My partner and I are in an open relationship, in spite of the fact that we are unsure and apprehensive of what sleeping with someone else might feel like or mean for our relationship. We talk and talk and talk (and then talk some more) about all of this, about how we’re comfortable with making out with other people at parties but going home even just for more making out is scary, about how we want to have a threesome/foursome/moresome but don’t really know how to go about it, about how the conception we share of what would make an open relationship awesome might not exist for us at Swarthmore.

It’s hard because the programming is so thorough that beyond the fact that you’re supposed to feel like shit when the person you love is with someone else, you do feel like shit. I feel like shit. But I’ve cheated in the past and that felt shittier, because it wasn’t honest and it wasn’t respectful and it was pretty selfish.
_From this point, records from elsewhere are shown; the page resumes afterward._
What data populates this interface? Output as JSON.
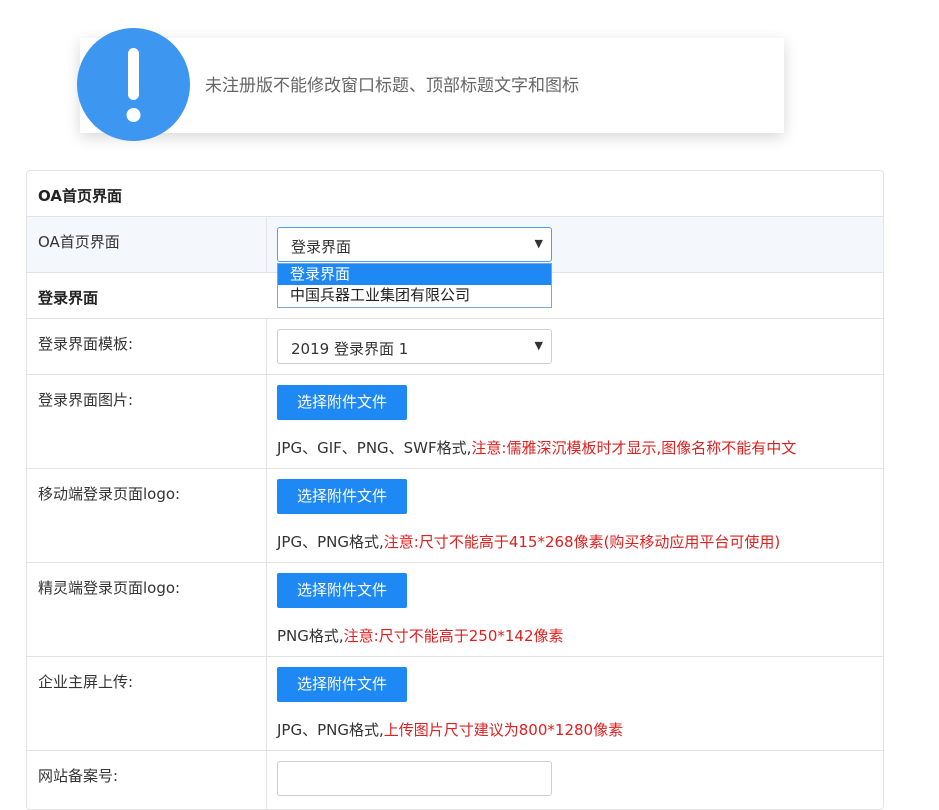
{
  "notice": {
    "icon": "exclamation-icon",
    "icon_color": "#3d96f0",
    "text": "未注册版不能修改窗口标题、顶部标题文字和图标"
  },
  "form": {
    "section_oa": {
      "title": "OA首页界面",
      "label": "OA首页界面",
      "selected": "登录界面",
      "options": [
        "登录界面",
        "中国兵器工业集团有限公司"
      ]
    },
    "section_login": {
      "title": "登录界面"
    },
    "template": {
      "label": "登录界面模板:",
      "selected": "2019 登录界面 1"
    },
    "login_image": {
      "label": "登录界面图片:",
      "button": "选择附件文件",
      "hint_plain": "JPG、GIF、PNG、SWF格式,",
      "hint_red": "注意:儒雅深沉模板时才显示,图像名称不能有中文"
    },
    "mobile_logo": {
      "label": "移动端登录页面logo:",
      "button": "选择附件文件",
      "hint_plain": "JPG、PNG格式,",
      "hint_red": "注意:尺寸不能高于415*268像素(购买移动应用平台可使用)"
    },
    "spirit_logo": {
      "label": "精灵端登录页面logo:",
      "button": "选择附件文件",
      "hint_plain": "PNG格式,",
      "hint_red": "注意:尺寸不能高于250*142像素"
    },
    "main_screen": {
      "label": "企业主屏上传:",
      "button": "选择附件文件",
      "hint_plain": "JPG、PNG格式,",
      "hint_red": "上传图片尺寸建议为800*1280像素"
    },
    "icp": {
      "label": "网站备案号:",
      "value": ""
    }
  },
  "colors": {
    "primary": "#1e88f5",
    "warning_text": "#e02020",
    "border": "#e3e3e3"
  }
}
For me, being in an open relationship is not about getting lots of ass (I don’t) and it’s not about jerking people around (I try not to), it’s about recognizing that relationships are personal things that work very differently for different people at different times. Whether I actually hook up with anyone else at any given point, or even whether I want to, is mostly irrelevant because the point of the endeavor is to step out of the monogamy-is-the-Way mind set so that my partner and I can shape our relationship in ways that work for us – by hand rather than out of the cracked mold that every book, movie, TV show, advertisement I’ve ever seen keeps trying to push on us. That also means that there are as many ways to do nonmonogamy as there are ways to have an orgasm (that is, more than you think).

I’m not advocating nonmonogamy, because it’s not right for everyone and I haven’t even decided if it’s right for me. I am advocating critical thought and putting some effort into figuring out what works for you. Characterizing any one particular way of doing things as the best and only way that works is a weak cover-up for the fact that there is never only one way to do anything nor is there a way that works for every person in every situation.

For further reading on the topic by people far more qualified than I, people will tell you to read The Ethical Slut. Apparently it’s foundational. However, it’s incredibly poorly written and, to my mind, has an awful way of talking about non-primary partners as if they are walking sex toys rather than real human beings. Also, it has an unmistakable whiff of California about it. If you, like me, prefer your sex reporting with more of a New York feel, Tristan Taormino (who some of you may remember from the anal sex workshop she gave at Sager two years ago) is coming out with a new book about open relationships. If her other work is any indication, it should be worth checking out.